## About this task
Go line by line through the data below and work out how many lines contain "JSON"; the answer is that number alone.
[Records shown — start]
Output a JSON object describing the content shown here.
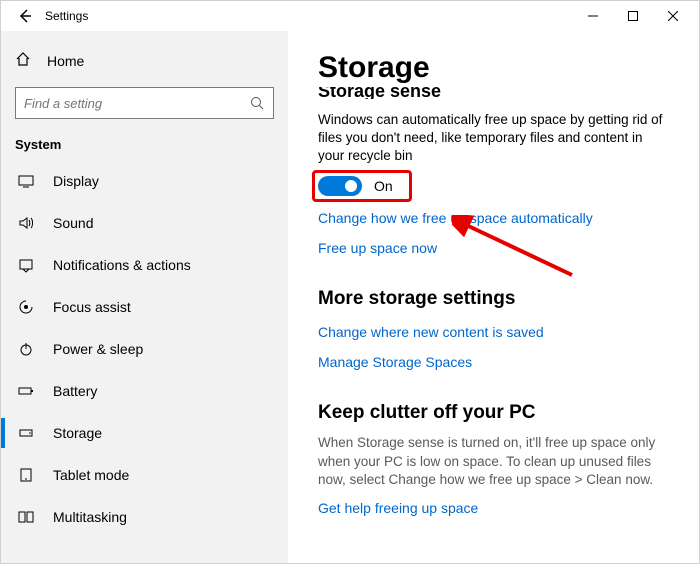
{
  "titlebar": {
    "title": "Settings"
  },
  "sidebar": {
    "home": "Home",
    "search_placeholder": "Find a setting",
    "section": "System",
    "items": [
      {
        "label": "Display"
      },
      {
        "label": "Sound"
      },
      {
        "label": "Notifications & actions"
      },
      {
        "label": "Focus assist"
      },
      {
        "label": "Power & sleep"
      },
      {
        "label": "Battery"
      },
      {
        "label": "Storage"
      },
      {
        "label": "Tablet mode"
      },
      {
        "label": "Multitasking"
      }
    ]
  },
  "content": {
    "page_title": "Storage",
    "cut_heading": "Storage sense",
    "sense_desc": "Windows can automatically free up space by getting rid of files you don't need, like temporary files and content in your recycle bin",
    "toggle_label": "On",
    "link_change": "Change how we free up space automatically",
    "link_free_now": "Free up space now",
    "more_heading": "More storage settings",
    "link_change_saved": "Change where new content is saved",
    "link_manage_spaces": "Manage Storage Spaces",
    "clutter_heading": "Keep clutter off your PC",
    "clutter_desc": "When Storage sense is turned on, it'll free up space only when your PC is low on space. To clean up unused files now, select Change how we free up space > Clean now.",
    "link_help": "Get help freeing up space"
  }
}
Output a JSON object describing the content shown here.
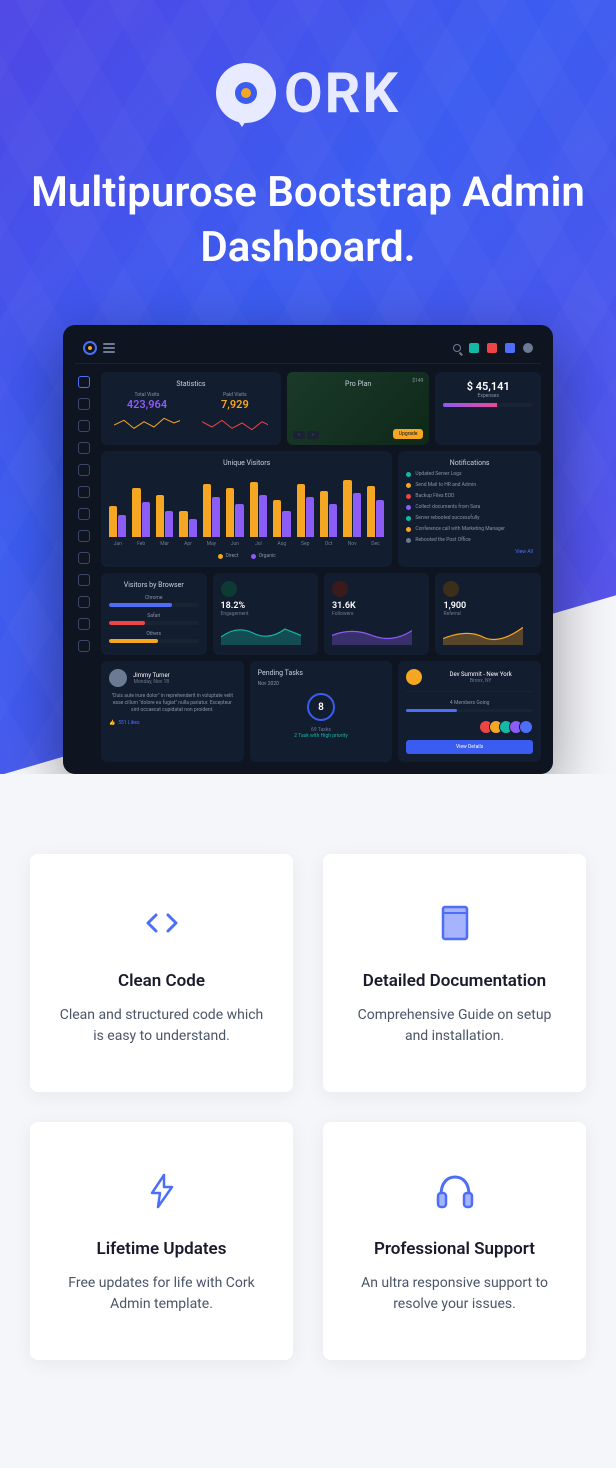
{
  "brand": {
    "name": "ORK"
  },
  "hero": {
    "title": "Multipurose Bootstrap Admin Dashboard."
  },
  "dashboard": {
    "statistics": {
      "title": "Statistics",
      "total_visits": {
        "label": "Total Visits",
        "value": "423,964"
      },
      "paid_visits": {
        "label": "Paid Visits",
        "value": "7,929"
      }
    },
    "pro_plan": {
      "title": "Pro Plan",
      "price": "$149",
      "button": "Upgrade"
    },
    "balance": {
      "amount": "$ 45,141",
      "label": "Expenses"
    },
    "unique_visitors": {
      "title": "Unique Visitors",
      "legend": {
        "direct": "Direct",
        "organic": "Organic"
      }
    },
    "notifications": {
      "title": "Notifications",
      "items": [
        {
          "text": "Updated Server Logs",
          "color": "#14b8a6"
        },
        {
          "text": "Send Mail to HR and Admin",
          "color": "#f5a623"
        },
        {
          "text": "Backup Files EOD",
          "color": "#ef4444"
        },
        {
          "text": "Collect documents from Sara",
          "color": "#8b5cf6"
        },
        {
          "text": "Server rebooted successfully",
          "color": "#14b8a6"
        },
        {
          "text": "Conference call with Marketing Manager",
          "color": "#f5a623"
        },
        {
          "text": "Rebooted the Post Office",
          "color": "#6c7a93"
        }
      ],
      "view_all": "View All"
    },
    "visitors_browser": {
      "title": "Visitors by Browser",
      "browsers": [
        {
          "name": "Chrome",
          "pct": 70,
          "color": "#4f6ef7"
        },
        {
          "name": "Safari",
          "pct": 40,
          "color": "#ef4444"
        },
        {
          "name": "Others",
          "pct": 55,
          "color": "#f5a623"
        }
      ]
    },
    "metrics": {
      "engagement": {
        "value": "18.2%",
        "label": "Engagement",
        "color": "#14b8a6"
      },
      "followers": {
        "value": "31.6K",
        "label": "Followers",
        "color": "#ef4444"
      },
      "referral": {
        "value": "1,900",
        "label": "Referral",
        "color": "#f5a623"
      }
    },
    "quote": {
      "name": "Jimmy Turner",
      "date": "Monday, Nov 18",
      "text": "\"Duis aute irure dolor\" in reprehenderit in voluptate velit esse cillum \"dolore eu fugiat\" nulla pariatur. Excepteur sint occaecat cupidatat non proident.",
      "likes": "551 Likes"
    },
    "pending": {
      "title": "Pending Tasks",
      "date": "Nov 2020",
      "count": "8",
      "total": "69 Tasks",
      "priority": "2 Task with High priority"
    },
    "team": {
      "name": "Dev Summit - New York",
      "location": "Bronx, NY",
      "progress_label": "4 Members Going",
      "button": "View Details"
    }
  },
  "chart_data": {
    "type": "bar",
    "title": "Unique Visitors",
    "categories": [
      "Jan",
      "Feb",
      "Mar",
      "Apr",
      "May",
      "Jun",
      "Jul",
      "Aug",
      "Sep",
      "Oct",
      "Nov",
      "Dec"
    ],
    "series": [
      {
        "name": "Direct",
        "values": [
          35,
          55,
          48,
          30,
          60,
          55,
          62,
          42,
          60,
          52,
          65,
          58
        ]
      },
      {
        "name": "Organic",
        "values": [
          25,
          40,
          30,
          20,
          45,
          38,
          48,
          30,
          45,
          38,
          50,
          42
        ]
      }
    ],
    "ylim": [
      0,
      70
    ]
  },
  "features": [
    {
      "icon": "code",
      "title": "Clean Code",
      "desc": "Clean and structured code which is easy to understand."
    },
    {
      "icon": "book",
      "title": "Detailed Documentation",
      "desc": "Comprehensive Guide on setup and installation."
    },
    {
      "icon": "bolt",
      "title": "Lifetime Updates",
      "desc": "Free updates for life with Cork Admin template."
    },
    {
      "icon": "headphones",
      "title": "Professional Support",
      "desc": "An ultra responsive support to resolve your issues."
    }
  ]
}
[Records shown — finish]
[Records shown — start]
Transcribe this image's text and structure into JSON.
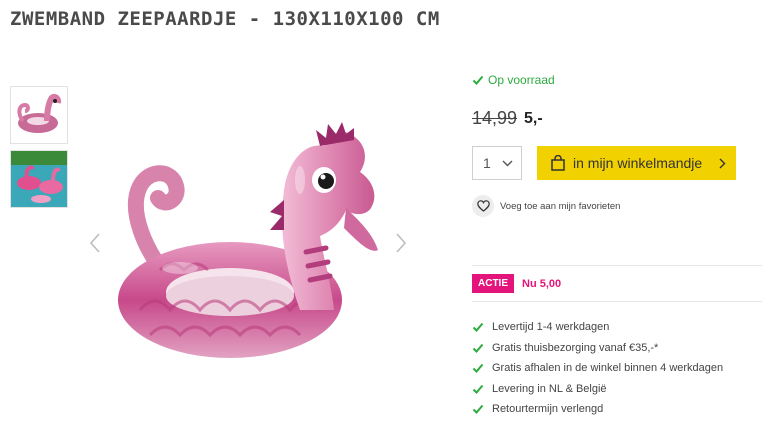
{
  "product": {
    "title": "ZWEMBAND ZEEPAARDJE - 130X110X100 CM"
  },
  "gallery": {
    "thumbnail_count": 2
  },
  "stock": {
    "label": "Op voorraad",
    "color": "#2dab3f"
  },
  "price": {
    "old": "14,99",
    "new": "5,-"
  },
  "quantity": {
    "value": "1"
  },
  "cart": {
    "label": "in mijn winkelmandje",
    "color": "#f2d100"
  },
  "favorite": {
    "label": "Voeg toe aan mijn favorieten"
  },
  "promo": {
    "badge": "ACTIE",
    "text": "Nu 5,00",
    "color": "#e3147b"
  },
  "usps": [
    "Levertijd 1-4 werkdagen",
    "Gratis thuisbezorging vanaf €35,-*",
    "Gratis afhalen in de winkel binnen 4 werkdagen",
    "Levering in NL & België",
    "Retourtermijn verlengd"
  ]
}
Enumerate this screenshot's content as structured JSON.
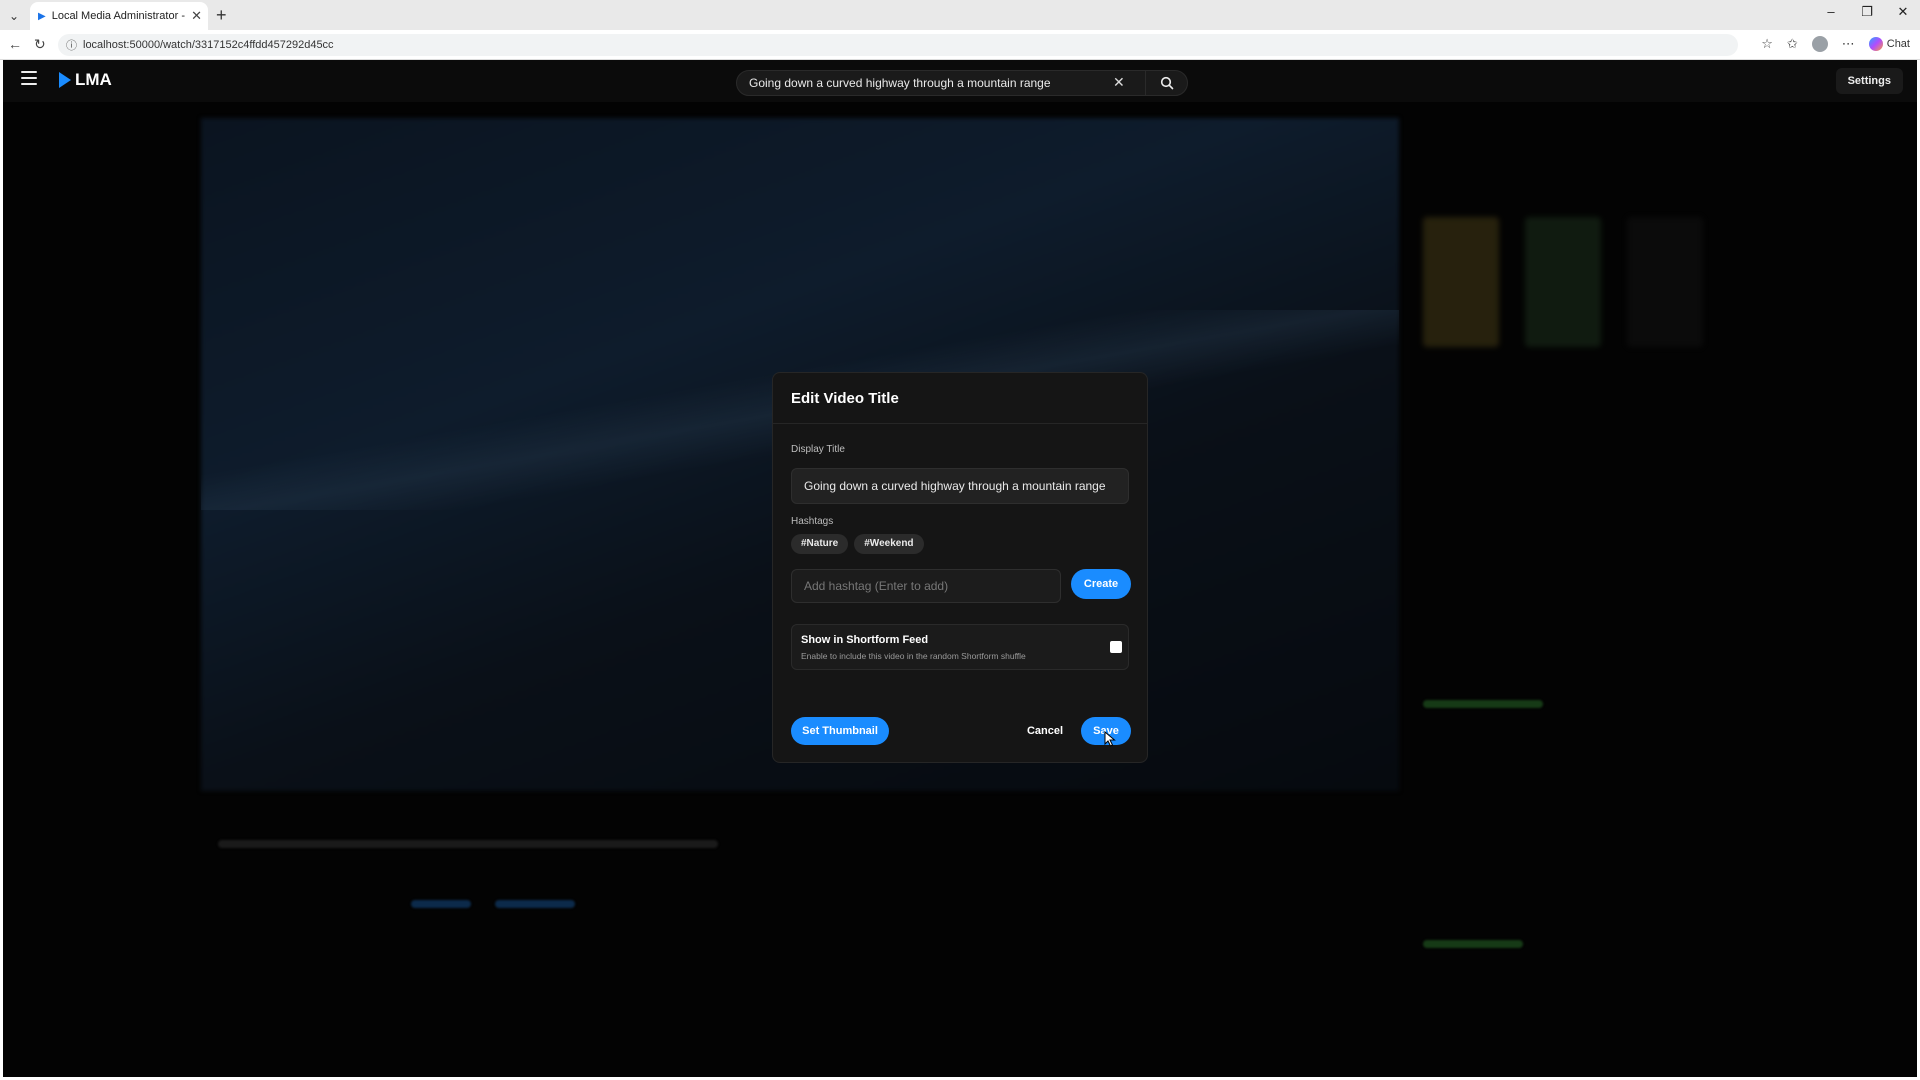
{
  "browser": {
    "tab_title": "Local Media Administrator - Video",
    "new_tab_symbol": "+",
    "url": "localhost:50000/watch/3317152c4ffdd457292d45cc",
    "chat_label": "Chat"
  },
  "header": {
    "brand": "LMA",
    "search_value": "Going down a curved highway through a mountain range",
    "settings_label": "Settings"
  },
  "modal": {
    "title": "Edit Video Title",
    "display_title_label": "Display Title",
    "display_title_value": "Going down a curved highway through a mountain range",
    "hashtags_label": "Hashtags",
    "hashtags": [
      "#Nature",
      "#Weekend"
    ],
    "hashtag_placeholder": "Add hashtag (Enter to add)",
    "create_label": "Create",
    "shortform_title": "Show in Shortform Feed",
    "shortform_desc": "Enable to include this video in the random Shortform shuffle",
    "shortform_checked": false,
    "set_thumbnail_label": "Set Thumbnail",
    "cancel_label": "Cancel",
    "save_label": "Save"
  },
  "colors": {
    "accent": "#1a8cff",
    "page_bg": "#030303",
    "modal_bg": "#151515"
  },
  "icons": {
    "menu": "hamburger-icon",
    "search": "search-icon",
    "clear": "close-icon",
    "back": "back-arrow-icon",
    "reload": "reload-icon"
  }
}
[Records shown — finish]
## Task output
4